(Dataset rows for apps and sites)

------------------------------------------------------------------------

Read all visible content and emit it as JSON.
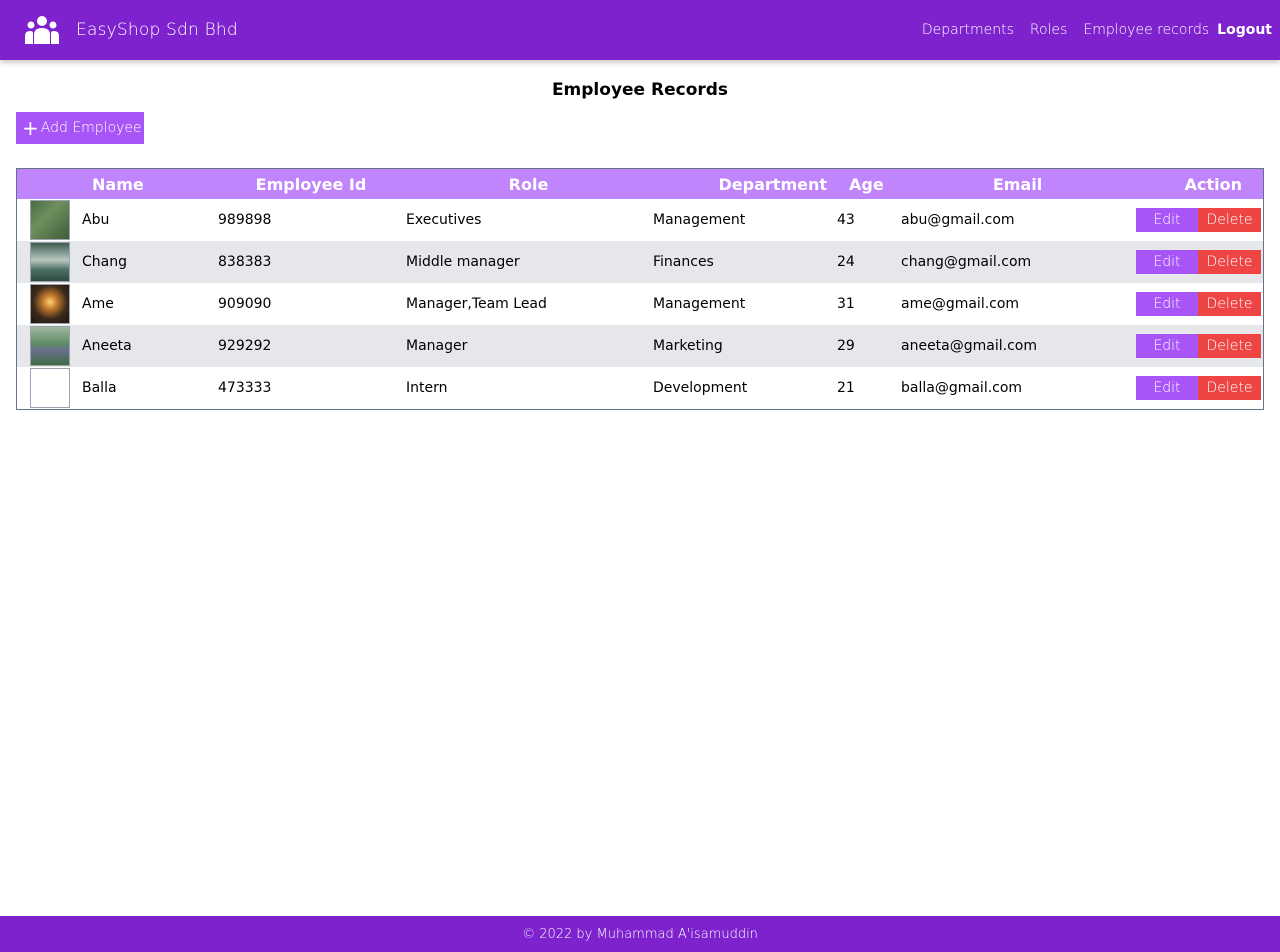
{
  "navbar": {
    "brand_name": "EasyShop Sdn Bhd",
    "links": [
      "Departments",
      "Roles",
      "Employee records"
    ],
    "logout_label": "Logout"
  },
  "page_title": "Employee Records",
  "add_button_label": "Add Employee",
  "table": {
    "headers": [
      "",
      "Name",
      "Employee Id",
      "Role",
      "Department",
      "Age",
      "Email",
      "Action"
    ],
    "rows": [
      {
        "name": "Abu",
        "employee_id": "989898",
        "role": "Executives",
        "department": "Management",
        "age": "43",
        "email": "abu@gmail.com"
      },
      {
        "name": "Chang",
        "employee_id": "838383",
        "role": "Middle manager",
        "department": "Finances",
        "age": "24",
        "email": "chang@gmail.com"
      },
      {
        "name": "Ame",
        "employee_id": "909090",
        "role": "Manager,Team Lead",
        "department": "Management",
        "age": "31",
        "email": "ame@gmail.com"
      },
      {
        "name": "Aneeta",
        "employee_id": "929292",
        "role": "Manager",
        "department": "Marketing",
        "age": "29",
        "email": "aneeta@gmail.com"
      },
      {
        "name": "Balla",
        "employee_id": "473333",
        "role": "Intern",
        "department": "Development",
        "age": "21",
        "email": "balla@gmail.com"
      }
    ],
    "edit_label": "Edit",
    "delete_label": "Delete"
  },
  "footer_text": "© 2022 by Muhammad A'isamuddin",
  "colors": {
    "navbar": "#7e22ce",
    "header_row": "#c084fc",
    "accent": "#a855f7",
    "danger": "#ef4444",
    "alt_row": "#e5e7eb"
  }
}
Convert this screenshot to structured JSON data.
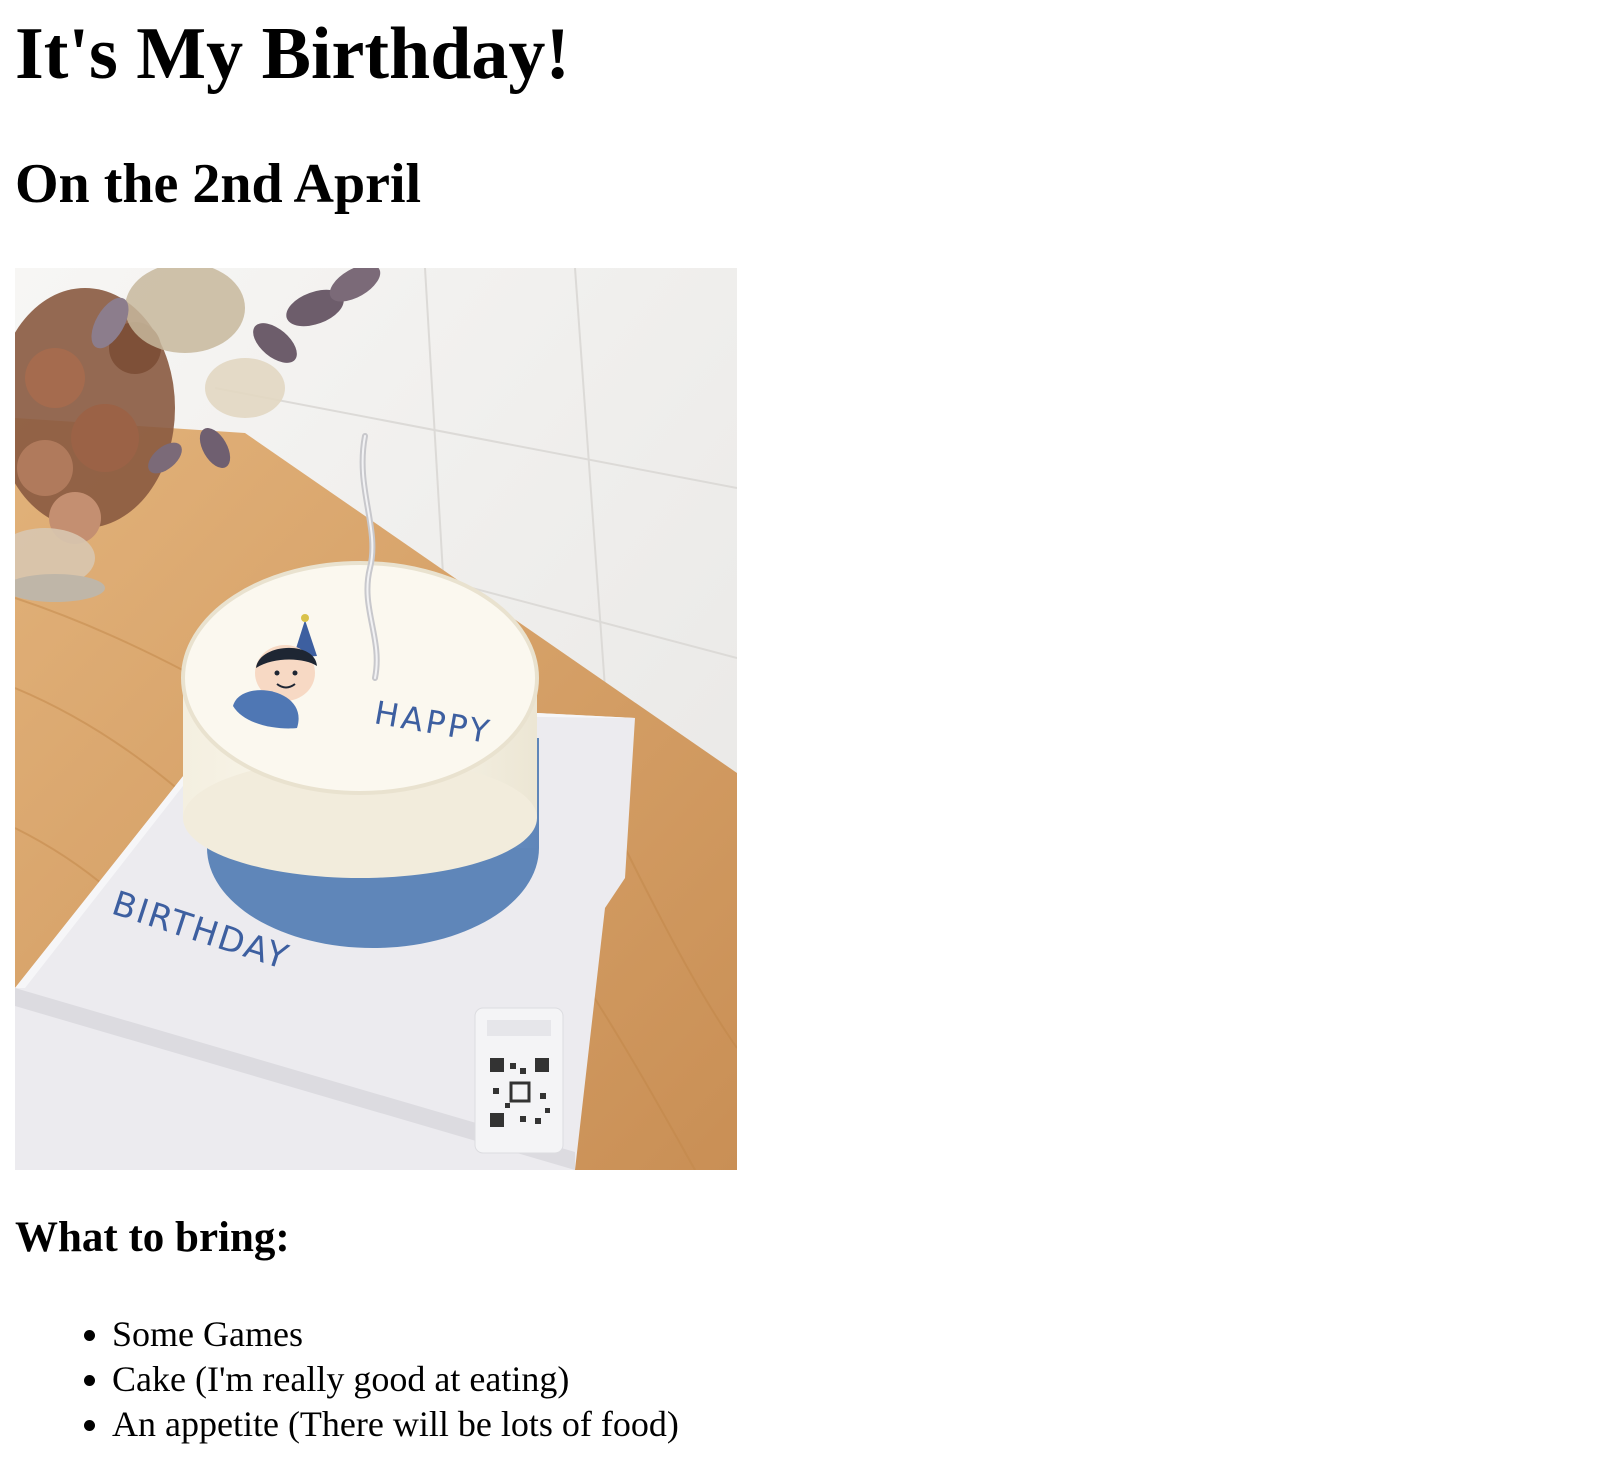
{
  "header": {
    "title": "It's My Birthday!",
    "date_line": "On the 2nd April"
  },
  "photo": {
    "icon": "birthday-cake-photo",
    "cake_text_top": "HAPPY",
    "cake_text_board": "BIRTHDAY",
    "colors": {
      "wall": "#f3f2f0",
      "table": "#d9a66b",
      "board": "#ecebef",
      "cake_cream": "#f8f4e8",
      "cake_blue": "#6f97c9",
      "lettering": "#3d5fa0"
    }
  },
  "bring": {
    "heading": "What to bring:",
    "items": [
      "Some Games",
      "Cake (I'm really good at eating)",
      "An appetite (There will be lots of food)"
    ]
  }
}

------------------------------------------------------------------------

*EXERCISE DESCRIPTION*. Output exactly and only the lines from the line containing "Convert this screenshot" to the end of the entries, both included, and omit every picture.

*ANSWER SPACE*.
Convert this screenshot to structured JSON data.
{
  "header": {
    "title": "It's My Birthday!",
    "date_line": "On the 2nd April"
  },
  "photo": {
    "icon": "birthday-cake-photo",
    "cake_text_top": "HAPPY",
    "cake_text_board": "BIRTHDAY",
    "colors": {
      "wall": "#f3f2f0",
      "table": "#d9a66b",
      "board": "#ecebef",
      "cake_cream": "#f8f4e8",
      "cake_blue": "#6f97c9",
      "lettering": "#3d5fa0"
    }
  },
  "bring": {
    "heading": "What to bring:",
    "items": [
      "Some Games",
      "Cake (I'm really good at eating)",
      "An appetite (There will be lots of food)"
    ]
  }
}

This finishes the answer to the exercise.